A: I’m in the dressing room right now in Illinois [and] just got off stage with Matisyahu singing that song. It is always a blessing sharing the stage with him; I love him greatly and really hope he continues to flourish. “Unity” was written during our last tour together during the time of the Mumbai shootings. There was a Jewish Temple there and the couple inside had died. Matisyahu knew of the people so it really hit a little closer to home. The whole tour we were really discussing and meditating on why people fight and kill in the name of God and religion. It made us so unhappy. Also, there were other things happening on that tour that were related to that situation. The pot kept brewing and brewing until that song came out the last show of the tour.
Q: Where do you feel you are at this point in your musical journey? And where do you see yourself in the near future?
A: I try not to think about the future or where I could be. I am blessed to be playing music every night and doing what I love. Where the Almighty wants me, She shall put me there. I have no fear.
Q: You’ve come really far at a young age, but was there ever a time when you didn’t think you’d make it? Or when you weren’t sure that this was the right path for you?
A: Plenty of times. That even happens now sometimes when I am really tired and burnt out. But those thoughts pass quickly. Music is what I love, but I also believe that it is my service to the world and to others. It is my duty – no matter what happens.
Q: Are there any final thoughts you’d like to leave for your fans and the readers of The Rock and Roll Report?

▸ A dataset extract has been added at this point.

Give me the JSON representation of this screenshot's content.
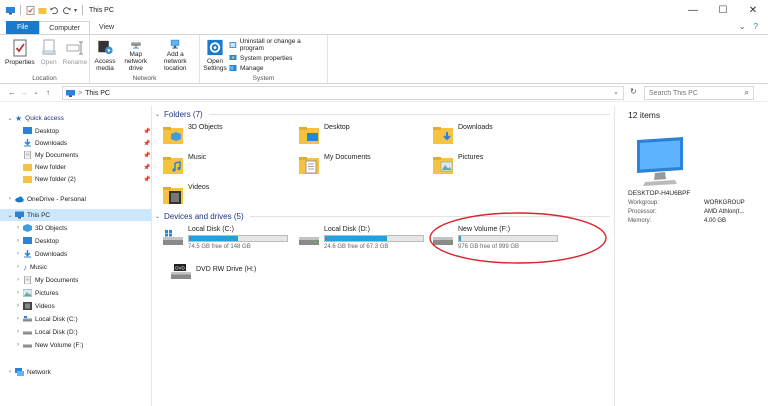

A: Thank you for taking the time to read this article. I hope the music inspires you in a positive way. Love all, serve all and tell the truth.